Posted 24 August 2013 - 05:50 PM
I have (yet another) question. I thought I understood the 4-6 week blood delay thing as every health professional I've seen has gone on about it, but I've realised now that I just don't get it.
All along, I've been told that there must be a 4-6 week minimum wait between dose changes before blood testing, however, I can feel a difference in my health/symptoms after only a week or two sometimes, and have asked for slightly earlier tests when I feel like I've gone hypER after a dose drop or hypO as per my last high dose - and this has been reflected in my blood results there and then.
Also, now that I am hypo, my endo wants to test my blood in a week's time to see if my levels are back within range before restarting carb, but how will this be apparent in a week's time? She even re-iterated the blood test 4/6 wk wait time yesterday, then said we'll check them next week first. So have I missed something or am I just being hypo-stoopid?
Is it even possible to feel hypO or hypER but it not yet be reflected in blood tests? My experience so far is that my blood tests reflect my symptoms at that moment rather than where I was 4/6 weeks ago, especially as I have been so up and down so quickly, so I just don't understand it anymore.
Any info welcome!
Thanks again folks,
Posted 24 August 2013 - 10:50 PM
For me I need the four to six weeks (sometimes it's only three weeks) from the dose change when I get labs to make sure I am where I am at. If I do it too soon then I am all over the place (yo yoing) with my lab results and not where I need for them to be at.
Elaine Moore has an article on this for how long it takes:
Posted 25 August 2013 - 06:43 PM
From my experiences , with study backing this up, here's my short list.
First treatment with ATDs, it takes time for stored thyroid hormones to be processed by the body. At this phase the dose of ATD is meant to block all thyroid hormone from being produced.
After our FT4 comes into range, the dose is lowered to start working towards a dose that maintains thyroid levels ( NOT TSH ) at a good place for the individual. When first adjusting this early dose, testing at two weeks up to four weeks, gets us closer to right with fewer errors.
Two weeks shows the trend.
Four weeks shows what that dose will do.
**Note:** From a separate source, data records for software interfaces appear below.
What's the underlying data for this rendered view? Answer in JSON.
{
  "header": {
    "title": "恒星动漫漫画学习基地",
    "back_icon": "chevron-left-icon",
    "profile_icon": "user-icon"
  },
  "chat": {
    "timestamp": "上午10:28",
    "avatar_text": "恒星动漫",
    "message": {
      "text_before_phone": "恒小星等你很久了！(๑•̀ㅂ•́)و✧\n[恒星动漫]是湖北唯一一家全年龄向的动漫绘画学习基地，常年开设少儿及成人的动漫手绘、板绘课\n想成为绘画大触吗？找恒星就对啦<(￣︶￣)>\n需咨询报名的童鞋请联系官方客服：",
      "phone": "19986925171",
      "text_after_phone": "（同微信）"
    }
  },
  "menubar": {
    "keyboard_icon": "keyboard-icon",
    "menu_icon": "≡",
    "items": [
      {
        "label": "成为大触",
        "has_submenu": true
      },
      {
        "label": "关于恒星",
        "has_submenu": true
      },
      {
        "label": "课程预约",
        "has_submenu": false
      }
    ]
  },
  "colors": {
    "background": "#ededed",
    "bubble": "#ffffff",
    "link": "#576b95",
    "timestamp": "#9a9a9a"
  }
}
Adding thyroid hormone in pill form is a much slower process. Testing at six weeks shows a trend, and eight weeks shows what that dose will do. Then it takes more time for the bodies cells to start the healing process.
For me, ATDs were more like steering a little sports car. While adding T4 was more like steering an ocean liner. Takes time to turn one of those.
Posted 26 August 2013 - 03:29 AM
Thanks Pam . That makes more sense to me. :-) I've read around a bit and all I could find is that it is the TSH changes which take at least 6 weeks to show in labs (confirmed via a Q&A on Elaine Moore's site) but that T4 changes show sooner once treatment is established.
I think it's really important to push for labs at least every 4 weeks, as I have had to do, and not be fobbed off by endos with this 6 weekly test and check up regime too soon. If I had followed that protocol I would in a far worse condition than I am now (if that's possible?!). My endo moved me to 6 week check ups almost immediately and it was just too long between dose changes for me - I knew that because I could feel latter dose change differences pretty quickly. It may be less important if you're taking a softly, softly approach, but my former endo has made somewhat dramatic changes to my dosing for the last 6 months. *sigh*
However, as you say, when I first started ATD it took longer as I had all that excess hormone floating around. But without the labs, it is tempting to be led by your symptoms and start tweaking doses.
See - I have learnt the first rule of Graves Club already Pam!
Please, please do correct me if I have got this horribly wrong though.
Posted 26 August 2013 - 12:44 PM
You have things wonderfully right, Mel
And, you have grasped one of our mantras: symptoms can be confusing, labs don't lie.
That's why labs are such a valuable tool on our path to healing.
Best of luck to you moving forward! You'll heal from this blasted disease in spite of the doctors
as long as you continue to be willing to learn and be proactive with your care.